### [Your goal]
Every single entry needs to appear again exactly as given.

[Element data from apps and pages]

-=-=-

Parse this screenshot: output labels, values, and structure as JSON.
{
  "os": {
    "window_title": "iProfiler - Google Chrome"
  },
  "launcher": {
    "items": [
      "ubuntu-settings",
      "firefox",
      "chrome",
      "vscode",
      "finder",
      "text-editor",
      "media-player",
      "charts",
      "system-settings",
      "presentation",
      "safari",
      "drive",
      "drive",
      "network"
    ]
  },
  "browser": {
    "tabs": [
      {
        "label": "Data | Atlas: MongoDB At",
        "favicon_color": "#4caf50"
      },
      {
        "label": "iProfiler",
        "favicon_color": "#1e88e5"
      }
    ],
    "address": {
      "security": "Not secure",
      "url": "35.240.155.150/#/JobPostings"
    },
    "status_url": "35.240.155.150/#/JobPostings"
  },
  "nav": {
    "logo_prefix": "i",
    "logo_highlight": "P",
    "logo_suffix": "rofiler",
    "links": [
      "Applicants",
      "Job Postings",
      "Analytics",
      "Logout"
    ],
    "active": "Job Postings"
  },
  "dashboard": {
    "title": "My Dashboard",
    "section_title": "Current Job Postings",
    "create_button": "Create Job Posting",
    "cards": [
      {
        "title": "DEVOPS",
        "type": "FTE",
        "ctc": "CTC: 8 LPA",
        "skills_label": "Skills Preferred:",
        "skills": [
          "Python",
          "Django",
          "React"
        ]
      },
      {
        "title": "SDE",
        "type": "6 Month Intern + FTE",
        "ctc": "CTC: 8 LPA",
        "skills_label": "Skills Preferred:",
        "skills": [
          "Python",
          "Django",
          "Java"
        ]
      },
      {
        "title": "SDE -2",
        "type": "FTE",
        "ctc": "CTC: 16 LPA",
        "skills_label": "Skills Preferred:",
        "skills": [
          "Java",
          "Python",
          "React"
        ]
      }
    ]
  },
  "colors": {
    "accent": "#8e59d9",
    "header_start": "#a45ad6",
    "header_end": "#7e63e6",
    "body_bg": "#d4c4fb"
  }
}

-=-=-

### [Reply]
Parse this screenshot: output labels, values, and structure as JSON.
{
  "os": {
    "window_title": "iProfiler - Google Chrome"
  },
  "launcher": {
    "items": [
      "ubuntu-settings",
      "firefox",
      "chrome",
      "vscode",
      "finder",
      "text-editor",
      "media-player",
      "charts",
      "system-settings",
      "presentation",
      "safari",
      "drive",
      "drive",
      "network"
    ]
  },
  "browser": {
    "tabs": [
      {
        "label": "Data | Atlas: MongoDB At",
        "favicon_color": "#4caf50"
      },
      {
        "label": "iProfiler",
        "favicon_color": "#1e88e5"
      }
    ],
    "address": {
      "security": "Not secure",
      "url": "35.240.155.150/#/JobPostings"
    },
    "status_url": "35.240.155.150/#/JobPostings"
  },
  "nav": {
    "logo_prefix": "i",
    "logo_highlight": "P",
    "logo_suffix": "rofiler",
    "links": [
      "Applicants",
      "Job Postings",
      "Analytics",
      "Logout"
    ],
    "active": "Job Postings"
  },
  "dashboard": {
    "title": "My Dashboard",
    "section_title": "Current Job Postings",
    "create_button": "Create Job Posting",
    "cards": [
      {
        "title": "DEVOPS",
        "type": "FTE",
        "ctc": "CTC: 8 LPA",
        "skills_label": "Skills Preferred:",
        "skills": [
          "Python",
          "Django",
          "React"
        ]
      },
      {
        "title": "SDE",
        "type": "6 Month Intern + FTE",
        "ctc": "CTC: 8 LPA",
        "skills_label": "Skills Preferred:",
        "skills": [
          "Python",
          "Django",
          "Java"
        ]
      },
      {
        "title": "SDE -2",
        "type": "FTE",
        "ctc": "CTC: 16 LPA",
        "skills_label": "Skills Preferred:",
        "skills": [
          "Java",
          "Python",
          "React"
        ]
      }
    ]
  },
  "colors": {
    "accent": "#8e59d9",
    "header_start": "#a45ad6",
    "header_end": "#7e63e6",
    "body_bg": "#d4c4fb"
  }
}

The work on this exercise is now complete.